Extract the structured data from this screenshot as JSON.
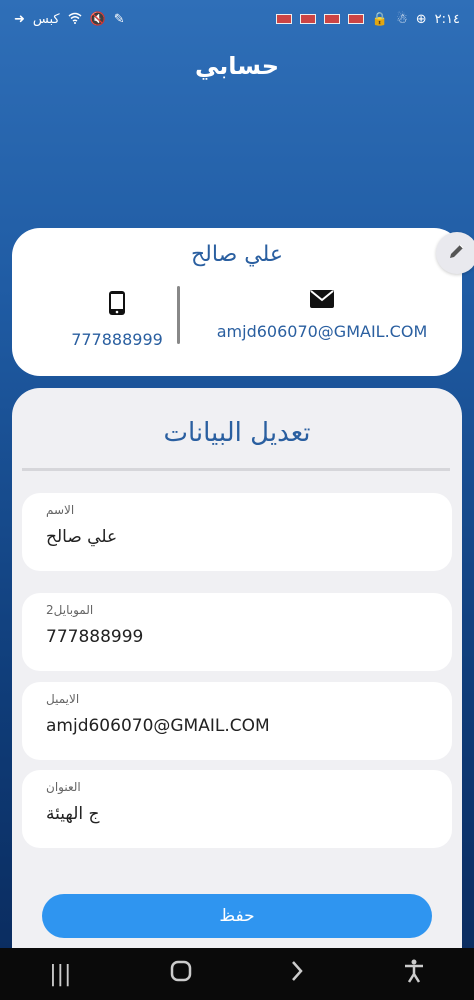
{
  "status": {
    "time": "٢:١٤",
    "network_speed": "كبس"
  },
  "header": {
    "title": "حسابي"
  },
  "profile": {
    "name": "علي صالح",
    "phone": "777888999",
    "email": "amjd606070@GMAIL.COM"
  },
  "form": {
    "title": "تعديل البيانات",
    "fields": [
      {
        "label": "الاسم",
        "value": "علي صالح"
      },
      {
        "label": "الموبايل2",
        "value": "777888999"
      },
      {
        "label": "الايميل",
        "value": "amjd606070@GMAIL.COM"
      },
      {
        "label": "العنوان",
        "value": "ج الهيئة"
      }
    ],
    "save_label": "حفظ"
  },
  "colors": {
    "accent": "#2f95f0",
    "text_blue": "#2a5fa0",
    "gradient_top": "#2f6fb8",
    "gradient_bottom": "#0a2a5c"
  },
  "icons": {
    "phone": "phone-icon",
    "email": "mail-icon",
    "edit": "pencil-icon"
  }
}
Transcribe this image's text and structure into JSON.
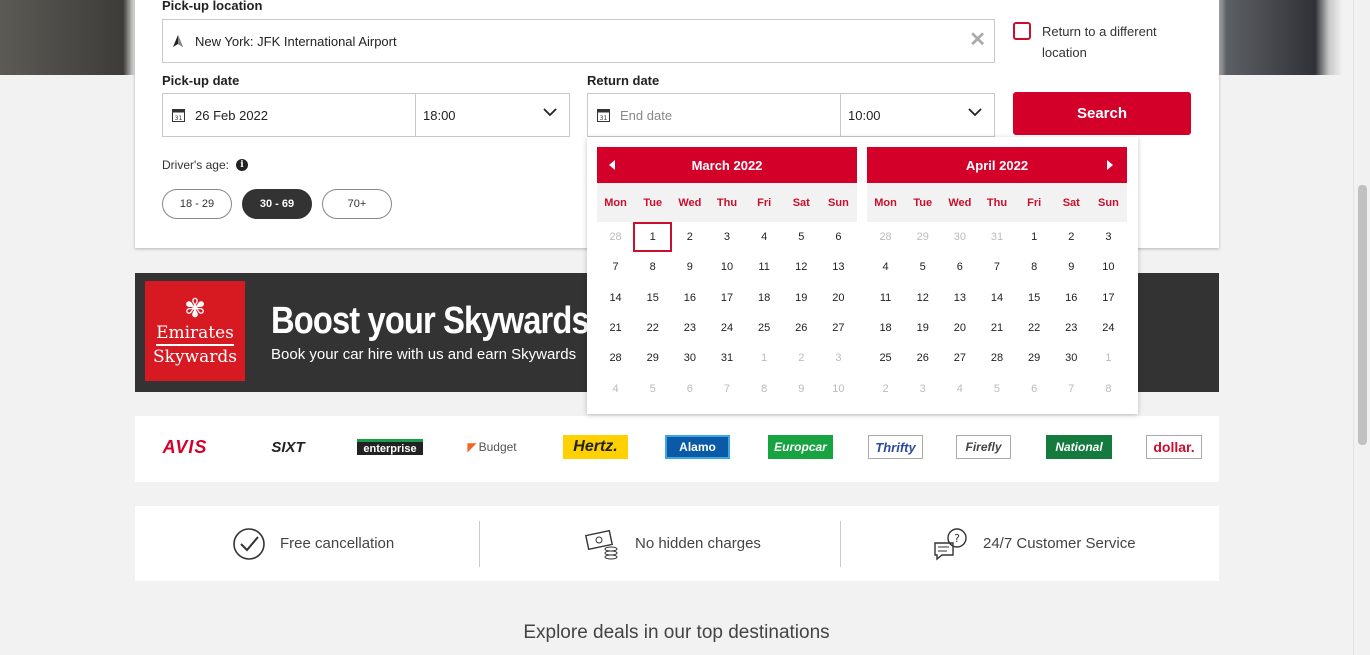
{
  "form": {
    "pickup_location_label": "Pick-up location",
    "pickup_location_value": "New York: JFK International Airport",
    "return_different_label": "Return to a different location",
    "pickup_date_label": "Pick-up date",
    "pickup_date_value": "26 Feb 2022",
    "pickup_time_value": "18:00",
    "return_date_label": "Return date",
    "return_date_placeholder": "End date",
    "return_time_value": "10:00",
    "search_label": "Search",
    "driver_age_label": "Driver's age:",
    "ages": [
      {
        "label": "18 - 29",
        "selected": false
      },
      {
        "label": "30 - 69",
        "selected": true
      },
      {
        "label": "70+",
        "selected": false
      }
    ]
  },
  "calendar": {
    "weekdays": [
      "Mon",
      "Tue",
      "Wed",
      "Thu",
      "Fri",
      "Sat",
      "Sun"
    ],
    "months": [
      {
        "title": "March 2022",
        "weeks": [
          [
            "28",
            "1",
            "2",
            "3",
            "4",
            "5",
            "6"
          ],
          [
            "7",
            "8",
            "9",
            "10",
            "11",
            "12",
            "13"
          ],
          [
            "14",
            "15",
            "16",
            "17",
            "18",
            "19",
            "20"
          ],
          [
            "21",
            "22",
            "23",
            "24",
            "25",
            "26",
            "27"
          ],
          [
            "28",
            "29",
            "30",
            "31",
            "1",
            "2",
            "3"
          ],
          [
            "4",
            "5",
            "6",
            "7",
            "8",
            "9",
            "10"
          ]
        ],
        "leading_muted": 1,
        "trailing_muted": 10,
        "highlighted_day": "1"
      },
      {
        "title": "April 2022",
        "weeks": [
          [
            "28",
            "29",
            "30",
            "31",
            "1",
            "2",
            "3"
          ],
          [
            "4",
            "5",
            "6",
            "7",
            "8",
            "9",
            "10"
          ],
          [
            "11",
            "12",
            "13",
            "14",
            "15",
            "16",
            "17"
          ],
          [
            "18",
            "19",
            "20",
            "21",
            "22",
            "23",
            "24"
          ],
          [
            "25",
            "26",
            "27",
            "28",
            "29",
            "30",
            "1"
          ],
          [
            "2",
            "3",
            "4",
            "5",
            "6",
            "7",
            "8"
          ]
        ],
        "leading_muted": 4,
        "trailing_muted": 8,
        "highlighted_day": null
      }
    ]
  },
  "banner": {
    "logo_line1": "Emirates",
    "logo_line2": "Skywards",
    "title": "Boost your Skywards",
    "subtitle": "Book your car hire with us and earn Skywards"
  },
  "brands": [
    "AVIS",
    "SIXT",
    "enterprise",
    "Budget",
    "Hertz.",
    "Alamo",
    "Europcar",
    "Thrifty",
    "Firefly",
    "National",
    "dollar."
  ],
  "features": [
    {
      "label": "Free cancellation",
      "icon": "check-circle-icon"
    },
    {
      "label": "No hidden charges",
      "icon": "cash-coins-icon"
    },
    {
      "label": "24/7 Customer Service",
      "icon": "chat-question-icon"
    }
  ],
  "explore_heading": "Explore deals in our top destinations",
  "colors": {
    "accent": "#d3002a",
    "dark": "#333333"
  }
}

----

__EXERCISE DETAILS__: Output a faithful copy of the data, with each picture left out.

__TASK ANSWER__:
Extract the structured data from this screenshot as JSON.
{
  "status": {
    "time": "٢:١٤",
    "network_speed": "كبس"
  },
  "header": {
    "title": "حسابي"
  },
  "profile": {
    "name": "علي صالح",
    "phone": "777888999",
    "email": "amjd606070@GMAIL.COM"
  },
  "form": {
    "title": "تعديل البيانات",
    "fields": [
      {
        "label": "الاسم",
        "value": "علي صالح"
      },
      {
        "label": "الموبايل2",
        "value": "777888999"
      },
      {
        "label": "الايميل",
        "value": "amjd606070@GMAIL.COM"
      },
      {
        "label": "العنوان",
        "value": "ج الهيئة"
      }
    ],
    "save_label": "حفظ"
  },
  "colors": {
    "accent": "#2f95f0",
    "text_blue": "#2a5fa0",
    "gradient_top": "#2f6fb8",
    "gradient_bottom": "#0a2a5c"
  },
  "icons": {
    "phone": "phone-icon",
    "email": "mail-icon",
    "edit": "pencil-icon"
  }
}
Transcribe this image's text and structure into JSON.
{
  "form": {
    "pickup_location_label": "Pick-up location",
    "pickup_location_value": "New York: JFK International Airport",
    "return_different_label": "Return to a different location",
    "pickup_date_label": "Pick-up date",
    "pickup_date_value": "26 Feb 2022",
    "pickup_time_value": "18:00",
    "return_date_label": "Return date",
    "return_date_placeholder": "End date",
    "return_time_value": "10:00",
    "search_label": "Search",
    "driver_age_label": "Driver's age:",
    "ages": [
      {
        "label": "18 - 29",
        "selected": false
      },
      {
        "label": "30 - 69",
        "selected": true
      },
      {
        "label": "70+",
        "selected": false
      }
    ]
  },
  "calendar": {
    "weekdays": [
      "Mon",
      "Tue",
      "Wed",
      "Thu",
      "Fri",
      "Sat",
      "Sun"
    ],
    "months": [
      {
        "title": "March 2022",
        "weeks": [
          [
            "28",
            "1",
            "2",
            "3",
            "4",
            "5",
            "6"
          ],
          [
            "7",
            "8",
            "9",
            "10",
            "11",
            "12",
            "13"
          ],
          [
            "14",
            "15",
            "16",
            "17",
            "18",
            "19",
            "20"
          ],
          [
            "21",
            "22",
            "23",
            "24",
            "25",
            "26",
            "27"
          ],
          [
            "28",
            "29",
            "30",
            "31",
            "1",
            "2",
            "3"
          ],
          [
            "4",
            "5",
            "6",
            "7",
            "8",
            "9",
            "10"
          ]
        ],
        "leading_muted": 1,
        "trailing_muted": 10,
        "highlighted_day": "1"
      },
      {
        "title": "April 2022",
        "weeks": [
          [
            "28",
            "29",
            "30",
            "31",
            "1",
            "2",
            "3"
          ],
          [
            "4",
            "5",
            "6",
            "7",
            "8",
            "9",
            "10"
          ],
          [
            "11",
            "12",
            "13",
            "14",
            "15",
            "16",
            "17"
          ],
          [
            "18",
            "19",
            "20",
            "21",
            "22",
            "23",
            "24"
          ],
          [
            "25",
            "26",
            "27",
            "28",
            "29",
            "30",
            "1"
          ],
          [
            "2",
            "3",
            "4",
            "5",
            "6",
            "7",
            "8"
          ]
        ],
        "leading_muted": 4,
        "trailing_muted": 8,
        "highlighted_day": null
      }
    ]
  },
  "banner": {
    "logo_line1": "Emirates",
    "logo_line2": "Skywards",
    "title": "Boost your Skywards",
    "subtitle": "Book your car hire with us and earn Skywards"
  },
  "brands": [
    "AVIS",
    "SIXT",
    "enterprise",
    "Budget",
    "Hertz.",
    "Alamo",
    "Europcar",
    "Thrifty",
    "Firefly",
    "National",
    "dollar."
  ],
  "features": [
    {
      "label": "Free cancellation",
      "icon": "check-circle-icon"
    },
    {
      "label": "No hidden charges",
      "icon": "cash-coins-icon"
    },
    {
      "label": "24/7 Customer Service",
      "icon": "chat-question-icon"
    }
  ],
  "explore_heading": "Explore deals in our top destinations",
  "colors": {
    "accent": "#d3002a",
    "dark": "#333333"
  }
}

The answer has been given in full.